With the pictures removed, write out the data below exactly.

*****

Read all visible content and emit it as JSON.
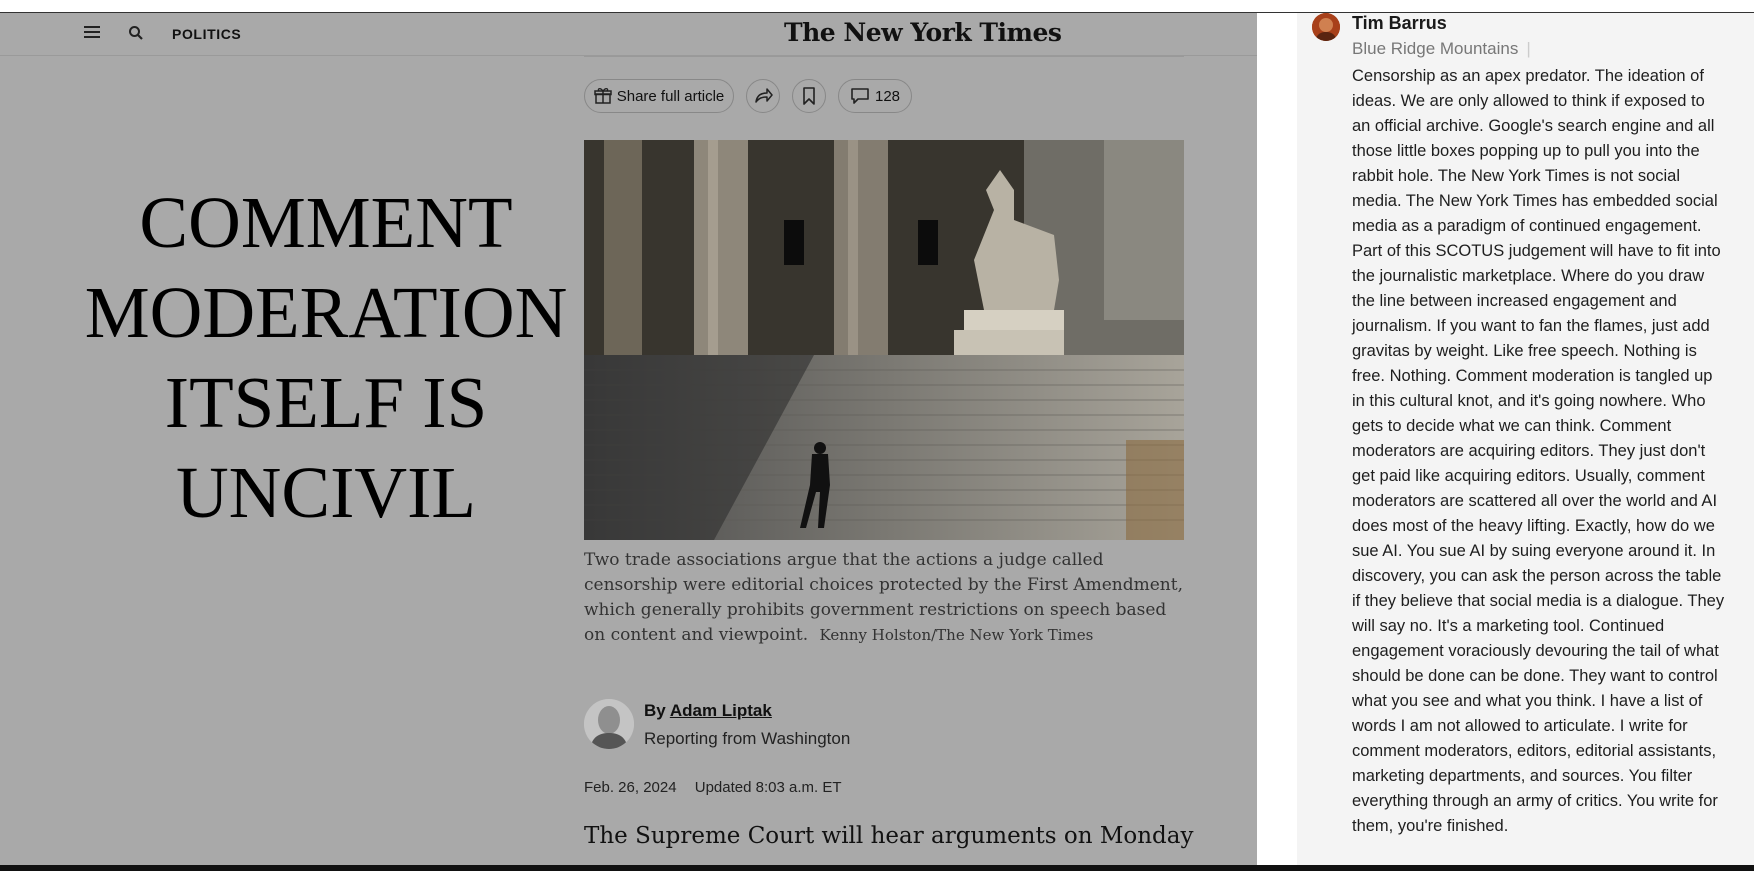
{
  "header": {
    "section_label": "POLITICS",
    "masthead": "The New York Times"
  },
  "actions": {
    "share_label": "Share full article",
    "comment_count": "128"
  },
  "overlay": {
    "lines": [
      "COMMENT",
      "MODERATION",
      "ITSELF IS",
      "UNCIVIL"
    ]
  },
  "caption": {
    "text": "Two trade associations argue that the actions a judge called censorship were editorial choices protected by the First Amendment, which generally prohibits government restrictions on speech based on content and viewpoint.",
    "credit": "Kenny Holston/The New York Times"
  },
  "byline": {
    "prefix": "By",
    "author": "Adam Liptak",
    "reporting": "Reporting from Washington"
  },
  "dates": {
    "published": "Feb. 26, 2024",
    "updated": "Updated 8:03 a.m. ET"
  },
  "lead": "The Supreme Court will hear arguments on Monday",
  "comment": {
    "author": "Tim Barrus",
    "location": "Blue Ridge Mountains",
    "separator": "|",
    "text": "Censorship as an apex predator. The ideation of ideas. We are only allowed to think if exposed to an official archive. Google's search engine and all those little boxes popping up to pull you into the rabbit hole. The New York Times is not social media. The New York Times has embedded social media as a paradigm of continued engagement. Part of this SCOTUS judgement will have to fit into the journalistic marketplace. Where do you draw the line between increased engagement and journalism. If you want to fan the flames, just add gravitas by weight. Like free speech. Nothing is free. Nothing. Comment moderation is tangled up in this cultural knot, and it's going nowhere. Who gets to decide what we can think. Comment moderators are acquiring editors. They just don't get paid like acquiring editors. Usually, comment moderators are scattered all over the world and AI does most of the heavy lifting. Exactly, how do we sue AI. You sue AI by suing everyone around it. In discovery, you can ask the person across the table if they believe that social media is a dialogue. They will say no. It's a marketing tool. Continued engagement voraciously devouring the tail of what should be done can be done. They want to control what you see and what you think. I have a list of words I am not allowed to articulate. I write for comment moderators, editors, editorial assistants, marketing departments, and sources. You filter everything through an army of critics. You write for them, you're finished."
  },
  "icons": {
    "menu": "menu-icon",
    "search": "search-icon",
    "gift": "gift-icon",
    "share": "share-arrow-icon",
    "bookmark": "bookmark-icon",
    "comment": "comment-bubble-icon"
  }
}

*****

**TASK SOLUTION:**
Read all visible content and emit it as JSON.
{
  "header": {
    "section_label": "POLITICS",
    "masthead": "The New York Times"
  },
  "actions": {
    "share_label": "Share full article",
    "comment_count": "128"
  },
  "overlay": {
    "lines": [
      "COMMENT",
      "MODERATION",
      "ITSELF IS",
      "UNCIVIL"
    ]
  },
  "caption": {
    "text": "Two trade associations argue that the actions a judge called censorship were editorial choices protected by the First Amendment, which generally prohibits government restrictions on speech based on content and viewpoint.",
    "credit": "Kenny Holston/The New York Times"
  },
  "byline": {
    "prefix": "By",
    "author": "Adam Liptak",
    "reporting": "Reporting from Washington"
  },
  "dates": {
    "published": "Feb. 26, 2024",
    "updated": "Updated 8:03 a.m. ET"
  },
  "lead": "The Supreme Court will hear arguments on Monday",
  "comment": {
    "author": "Tim Barrus",
    "location": "Blue Ridge Mountains",
    "separator": "|",
    "text": "Censorship as an apex predator. The ideation of ideas. We are only allowed to think if exposed to an official archive. Google's search engine and all those little boxes popping up to pull you into the rabbit hole. The New York Times is not social media. The New York Times has embedded social media as a paradigm of continued engagement. Part of this SCOTUS judgement will have to fit into the journalistic marketplace. Where do you draw the line between increased engagement and journalism. If you want to fan the flames, just add gravitas by weight. Like free speech. Nothing is free. Nothing. Comment moderation is tangled up in this cultural knot, and it's going nowhere. Who gets to decide what we can think. Comment moderators are acquiring editors. They just don't get paid like acquiring editors. Usually, comment moderators are scattered all over the world and AI does most of the heavy lifting. Exactly, how do we sue AI. You sue AI by suing everyone around it. In discovery, you can ask the person across the table if they believe that social media is a dialogue. They will say no. It's a marketing tool. Continued engagement voraciously devouring the tail of what should be done can be done. They want to control what you see and what you think. I have a list of words I am not allowed to articulate. I write for comment moderators, editors, editorial assistants, marketing departments, and sources. You filter everything through an army of critics. You write for them, you're finished."
  },
  "icons": {
    "menu": "menu-icon",
    "search": "search-icon",
    "gift": "gift-icon",
    "share": "share-arrow-icon",
    "bookmark": "bookmark-icon",
    "comment": "comment-bubble-icon"
  }
}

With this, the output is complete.